Concern often arises among parents when their daughter shows signs of puberty earlier than anticipated. Understanding whether this early onset of puberty, known as precocious puberty, is a cause for concern and warrants medical consultation is crucial.

A doctor’s evaluation is essential to determine if treatment is needed, as delayed intervention in cases of early puberty can lead to significant health impacts.

Identifying Precocious Puberty in Young Girls

The physical signs of precocious puberty in girls are evident. These include the development of breasts, vaginal discharge (leucorrhoea), increased height, growth of genital hair, and acne. The presence of these symptoms typically points towards early puberty, and it's advisable for parents to seek a medical opinion.

Exploring the Causes of Early Puberty

There are primarily two types of precocious puberty:

  1. Central Precocious Puberty: This occurs when the brain’s pituitary gland triggers early estrogen production in the ovaries through the release of gonadotropin hormones. The exact causes remain largely unknown, though in some cases, factors like brain tumors, other brain illnesses, or head trauma might be responsible.
  2. Peripheral Precocious Puberty: This less common type happens when the ovaries start producing estrogen independently of brain signals. Causes can include issues with the ovaries, adrenal or thyroid glands, or certain tumors.

In addition to these, hereditary factors and certain medications, such as estrogen-containing creams, can also trigger early puberty.

Potential Risks Associated with Early Puberty

Girls experiencing early puberty may face various challenges, including difficulties in managing menstruation and a potential risk of shorter adult stature. Although they might initially be taller than peers, their bone development may ultimately be compromised. Moreover, there is an increased risk of breast cancer in later life and potential psychological impacts due to peer teasing.

Diagnosis and Treatment Approaches

To diagnose precocious puberty, doctors conduct thorough physical examinations and review medical history. Diagnostic tests may include bone age x-rays, blood tests, ovarian ultrasounds, or brain MRI scans. Treatment focuses on delaying puberty through hormone-regulating medications, administered until the child reaches a suitable age for natural puberty onset.

Decision-making Post-Menstruation Onset

Once menstruation begins, treatment decisions become more complex. As girls typically gain additional height post-menstruation, medical intervention at this stage might be less effective and requires careful consideration by healthcare professionals.

Medication Side Effects and Safety

While medications for early puberty are generally safe, there are considerations regarding their impact on bone strength.
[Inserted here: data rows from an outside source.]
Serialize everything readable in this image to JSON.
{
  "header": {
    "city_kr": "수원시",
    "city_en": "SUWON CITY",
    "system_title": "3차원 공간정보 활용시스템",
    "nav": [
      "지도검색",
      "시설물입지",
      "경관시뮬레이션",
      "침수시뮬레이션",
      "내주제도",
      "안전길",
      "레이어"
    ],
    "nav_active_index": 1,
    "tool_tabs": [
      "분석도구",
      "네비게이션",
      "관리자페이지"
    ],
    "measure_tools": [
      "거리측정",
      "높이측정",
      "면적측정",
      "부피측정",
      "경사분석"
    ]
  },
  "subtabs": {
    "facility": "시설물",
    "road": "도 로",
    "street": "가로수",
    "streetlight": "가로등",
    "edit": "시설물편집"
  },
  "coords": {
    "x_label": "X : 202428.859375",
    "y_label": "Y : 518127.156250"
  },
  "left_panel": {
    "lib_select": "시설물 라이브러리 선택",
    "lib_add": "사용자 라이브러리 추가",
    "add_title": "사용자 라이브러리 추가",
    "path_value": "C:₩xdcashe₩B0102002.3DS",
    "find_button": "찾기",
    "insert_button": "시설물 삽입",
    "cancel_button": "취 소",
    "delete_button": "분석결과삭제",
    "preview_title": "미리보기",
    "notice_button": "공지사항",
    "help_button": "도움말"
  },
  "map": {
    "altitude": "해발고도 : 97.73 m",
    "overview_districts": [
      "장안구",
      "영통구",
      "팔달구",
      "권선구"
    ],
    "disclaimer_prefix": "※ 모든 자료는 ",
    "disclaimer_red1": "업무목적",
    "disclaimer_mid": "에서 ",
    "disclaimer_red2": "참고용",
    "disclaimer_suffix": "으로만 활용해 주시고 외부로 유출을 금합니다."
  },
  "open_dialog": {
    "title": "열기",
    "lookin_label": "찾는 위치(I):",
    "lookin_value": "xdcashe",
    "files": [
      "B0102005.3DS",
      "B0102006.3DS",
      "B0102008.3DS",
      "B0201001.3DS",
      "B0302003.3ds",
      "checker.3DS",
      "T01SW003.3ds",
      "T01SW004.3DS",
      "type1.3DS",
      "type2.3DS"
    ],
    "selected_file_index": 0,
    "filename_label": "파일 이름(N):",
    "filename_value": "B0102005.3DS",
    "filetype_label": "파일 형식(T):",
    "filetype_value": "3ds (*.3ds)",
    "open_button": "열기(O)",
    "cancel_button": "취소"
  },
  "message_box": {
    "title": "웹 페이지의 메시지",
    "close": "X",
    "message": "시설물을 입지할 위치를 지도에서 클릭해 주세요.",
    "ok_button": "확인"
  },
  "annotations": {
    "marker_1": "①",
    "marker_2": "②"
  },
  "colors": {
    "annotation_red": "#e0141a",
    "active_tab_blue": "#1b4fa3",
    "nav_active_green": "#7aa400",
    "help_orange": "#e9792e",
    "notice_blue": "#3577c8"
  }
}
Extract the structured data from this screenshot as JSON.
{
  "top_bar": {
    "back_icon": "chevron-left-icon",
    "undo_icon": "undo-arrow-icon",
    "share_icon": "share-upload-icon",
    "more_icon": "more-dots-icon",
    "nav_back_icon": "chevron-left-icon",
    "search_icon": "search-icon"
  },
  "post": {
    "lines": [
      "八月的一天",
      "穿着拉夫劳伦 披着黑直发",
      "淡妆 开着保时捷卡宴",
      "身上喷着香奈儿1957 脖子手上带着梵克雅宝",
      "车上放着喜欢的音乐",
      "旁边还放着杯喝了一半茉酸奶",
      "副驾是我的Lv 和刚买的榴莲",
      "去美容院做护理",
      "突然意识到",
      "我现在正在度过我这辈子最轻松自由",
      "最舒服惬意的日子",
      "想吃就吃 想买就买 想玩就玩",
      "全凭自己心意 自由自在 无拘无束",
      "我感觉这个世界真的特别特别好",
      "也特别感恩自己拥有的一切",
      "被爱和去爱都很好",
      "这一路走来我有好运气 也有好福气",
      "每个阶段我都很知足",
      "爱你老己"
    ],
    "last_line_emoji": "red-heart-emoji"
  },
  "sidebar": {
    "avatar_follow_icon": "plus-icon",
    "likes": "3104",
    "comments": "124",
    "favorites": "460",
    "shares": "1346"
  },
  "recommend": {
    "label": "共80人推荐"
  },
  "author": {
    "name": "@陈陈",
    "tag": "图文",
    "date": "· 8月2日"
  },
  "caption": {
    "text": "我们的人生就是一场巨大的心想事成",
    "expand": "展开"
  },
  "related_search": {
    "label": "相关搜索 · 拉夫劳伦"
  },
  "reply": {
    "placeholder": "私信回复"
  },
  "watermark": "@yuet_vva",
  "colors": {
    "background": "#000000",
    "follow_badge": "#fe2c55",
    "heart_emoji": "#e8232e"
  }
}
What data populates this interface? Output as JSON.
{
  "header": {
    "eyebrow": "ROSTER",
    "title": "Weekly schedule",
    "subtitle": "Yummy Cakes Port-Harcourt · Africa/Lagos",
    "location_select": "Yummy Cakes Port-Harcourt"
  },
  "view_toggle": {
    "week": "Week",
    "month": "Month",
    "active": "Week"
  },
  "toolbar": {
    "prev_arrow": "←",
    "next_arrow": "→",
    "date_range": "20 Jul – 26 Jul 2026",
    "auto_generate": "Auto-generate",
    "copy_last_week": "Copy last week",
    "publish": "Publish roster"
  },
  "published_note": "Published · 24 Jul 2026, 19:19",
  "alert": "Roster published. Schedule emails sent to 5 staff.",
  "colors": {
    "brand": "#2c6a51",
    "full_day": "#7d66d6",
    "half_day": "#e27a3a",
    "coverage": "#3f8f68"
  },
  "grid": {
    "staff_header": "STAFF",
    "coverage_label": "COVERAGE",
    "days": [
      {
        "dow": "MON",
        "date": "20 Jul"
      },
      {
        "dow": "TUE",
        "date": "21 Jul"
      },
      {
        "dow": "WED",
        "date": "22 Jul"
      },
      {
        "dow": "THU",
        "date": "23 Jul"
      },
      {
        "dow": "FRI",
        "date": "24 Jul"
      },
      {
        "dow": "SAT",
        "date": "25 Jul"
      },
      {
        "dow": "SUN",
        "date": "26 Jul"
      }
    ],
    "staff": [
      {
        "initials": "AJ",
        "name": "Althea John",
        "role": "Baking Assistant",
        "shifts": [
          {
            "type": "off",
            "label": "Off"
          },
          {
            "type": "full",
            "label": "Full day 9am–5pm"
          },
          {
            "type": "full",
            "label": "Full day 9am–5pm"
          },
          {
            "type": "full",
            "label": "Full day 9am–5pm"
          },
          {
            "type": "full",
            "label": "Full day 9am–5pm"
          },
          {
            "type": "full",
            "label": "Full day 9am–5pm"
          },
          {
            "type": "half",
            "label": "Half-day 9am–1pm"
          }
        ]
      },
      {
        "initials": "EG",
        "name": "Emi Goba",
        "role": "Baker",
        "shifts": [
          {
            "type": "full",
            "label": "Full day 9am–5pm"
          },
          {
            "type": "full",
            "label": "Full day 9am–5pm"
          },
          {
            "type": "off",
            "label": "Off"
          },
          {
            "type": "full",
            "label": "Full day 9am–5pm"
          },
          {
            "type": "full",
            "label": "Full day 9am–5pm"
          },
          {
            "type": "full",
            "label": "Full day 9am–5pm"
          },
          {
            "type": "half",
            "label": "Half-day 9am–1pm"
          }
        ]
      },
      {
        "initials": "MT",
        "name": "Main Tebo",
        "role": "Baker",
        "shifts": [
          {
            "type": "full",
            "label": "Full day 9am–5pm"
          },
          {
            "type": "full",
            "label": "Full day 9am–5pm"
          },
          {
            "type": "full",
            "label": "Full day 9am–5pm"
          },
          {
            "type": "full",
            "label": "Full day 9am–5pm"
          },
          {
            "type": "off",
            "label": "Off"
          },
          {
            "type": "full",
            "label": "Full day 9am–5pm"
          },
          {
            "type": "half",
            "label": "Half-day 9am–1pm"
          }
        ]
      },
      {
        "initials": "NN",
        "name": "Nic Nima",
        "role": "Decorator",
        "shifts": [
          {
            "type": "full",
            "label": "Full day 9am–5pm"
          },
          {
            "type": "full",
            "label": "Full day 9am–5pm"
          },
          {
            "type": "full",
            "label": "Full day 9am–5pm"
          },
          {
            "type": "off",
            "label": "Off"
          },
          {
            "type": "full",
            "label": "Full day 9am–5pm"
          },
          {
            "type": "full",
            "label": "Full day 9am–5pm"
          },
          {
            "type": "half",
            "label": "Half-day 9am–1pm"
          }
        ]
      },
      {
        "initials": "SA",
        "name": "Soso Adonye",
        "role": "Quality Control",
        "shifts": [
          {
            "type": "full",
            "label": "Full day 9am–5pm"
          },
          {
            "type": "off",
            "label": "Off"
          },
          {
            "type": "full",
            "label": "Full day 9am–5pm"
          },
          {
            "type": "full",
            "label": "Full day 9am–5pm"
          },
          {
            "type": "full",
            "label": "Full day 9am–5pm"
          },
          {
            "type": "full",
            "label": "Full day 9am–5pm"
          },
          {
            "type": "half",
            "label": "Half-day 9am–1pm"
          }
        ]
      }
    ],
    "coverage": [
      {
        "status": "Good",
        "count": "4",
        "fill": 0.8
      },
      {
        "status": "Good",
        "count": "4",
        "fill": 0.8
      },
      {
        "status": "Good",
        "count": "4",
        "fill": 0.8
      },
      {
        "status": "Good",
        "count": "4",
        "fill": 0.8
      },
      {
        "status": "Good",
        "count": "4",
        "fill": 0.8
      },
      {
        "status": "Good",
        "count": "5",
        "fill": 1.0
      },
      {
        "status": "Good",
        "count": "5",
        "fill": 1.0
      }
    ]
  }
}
It’s essential that a trained physician determines the treatment duration to balance efficacy and minimize risks.

Prevention Strategies

While the link between dietary hormones and precocious puberty isn't conclusively established, maintaining a balanced diet across all five food groups, coupled with regular exercise and adequate rest, is advisable for healthy hormonal development in children.